That was 30 years ago, and I can’t remember many details for a lot of reasons, including, but not limited to, advancing age, lacrosse-induced brain trauma, the cheap Leinenkugels of the era, and willful repression of painful memories. I think the team lasted just one more year. But we were definitely “intercollegiate,” playing many of the same colleges and universities Beloit always does, as well as club teams from the Chicago region. For some of us it was as close as we ever got to college athletic glory, losing or not. My stick is proudly nailed to the garage wall and just as useless now as it was then. We may not have earned any great legacy in Beloit athletics, but we earned each other’s respect along the way—nerd and jock and farm boy alike—and that was worth all the letter jackets in the world.
Here’s hoping that the new teams (both women and men) are remembered as the first WINNING Beloit lacrosse teams. And I sure hope they have better team mottos.
Ralph P. Harvey’82 of Cleveland, Ohio
My involvement as a founder of the Beloit lacrosse program began with receiving funding from student government to support the purchase of lacrosse goals, uniforms, and permission from the administration to use the Beloit College property. It was through the Beloit College Lacrosse Club that the administration established a club sports program. One of the goals was to involve more students in intercollegiate sports, particularly one where a team of 30 people could enjoy participation versus sports like baseball in the spring that fielded a much smaller group of actual game participants.
The administration provided permission given our organization had an insurance policy to cover liability. We benefited from Trey Otto, a college athletic trainer, involved with scheduling other teams throughout the Midwest. We competed against the University of Wisconsin-Madison, University of Wisconsin-Whitewater, Windy Cities Lacrosse Club, the Ripon College lacrosse team, and teams from South Dakota and the University of Illinois.
I was later asked to participate in an all-Midwest lacrosse team that flew to compete at a tournament in Vail, Colo. I was a starting mid-fielder and although the all-Midwest team lost to the Air Force Academy, we did reasonably well, finishing fourth of eight teams.
That being said, we were definitely an intercollegiate sport representing Beloit College. If the college had failed to allow permission to use the fields, we would have become a town club, which the administration did not wish to allow.

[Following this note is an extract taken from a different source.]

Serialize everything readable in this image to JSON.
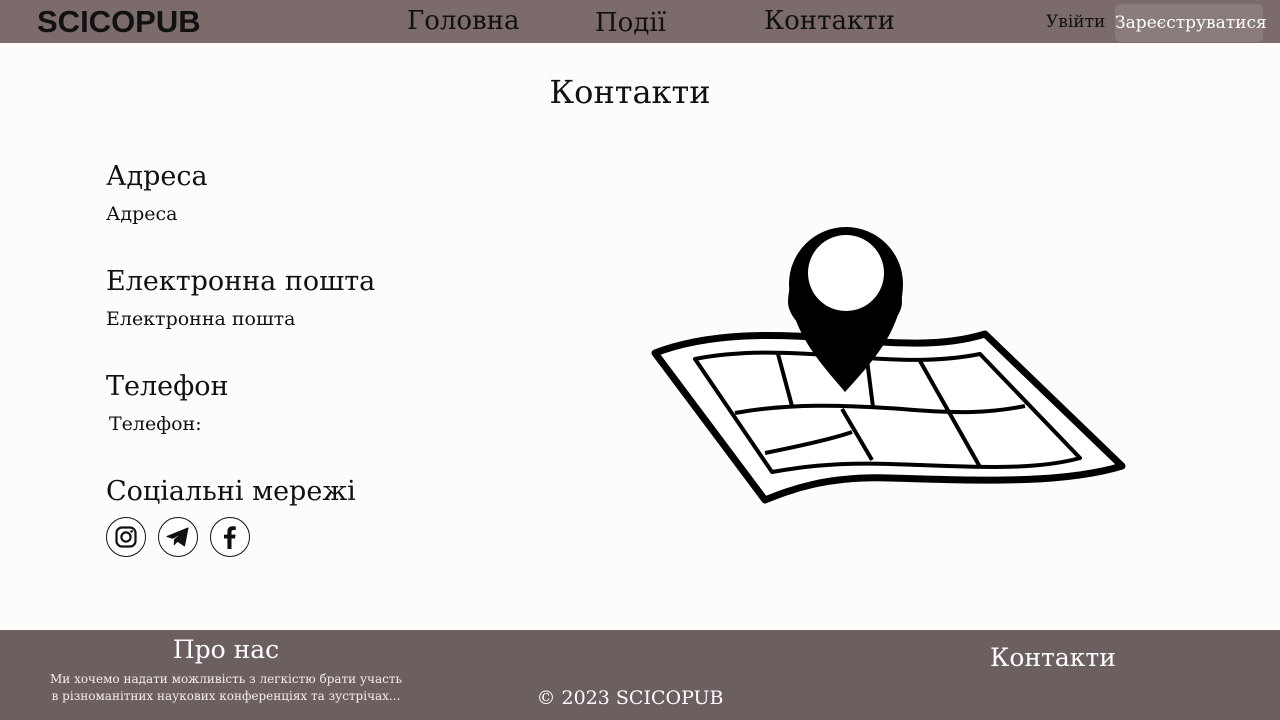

As a club sport, women were invited to participate. Ellen McGrath’84 was a player among the men, and we also included an orthopedic surgeon from Beloit Memorial Hospital—a Johns Hopkins grad who played with a wooden stick and horned-rim glasses and loved every minute of being a 40- to 50-year-old playing with others in the community.
We represented the college well in hosting teams, meeting deadlines for scheduling, arriving prepared and uniformed with yellow jerseys and blue lettering, and depicting a turtle on the jersey…. although our name as I recall was simply “Beloit Lacrosse” on the jersey.
We hired a coach when I graduated to try to assure the team continued as an organized club, but I am unsure of when the club could no longer field a team.
J. Michael Smiles’82 of Noank, Conn.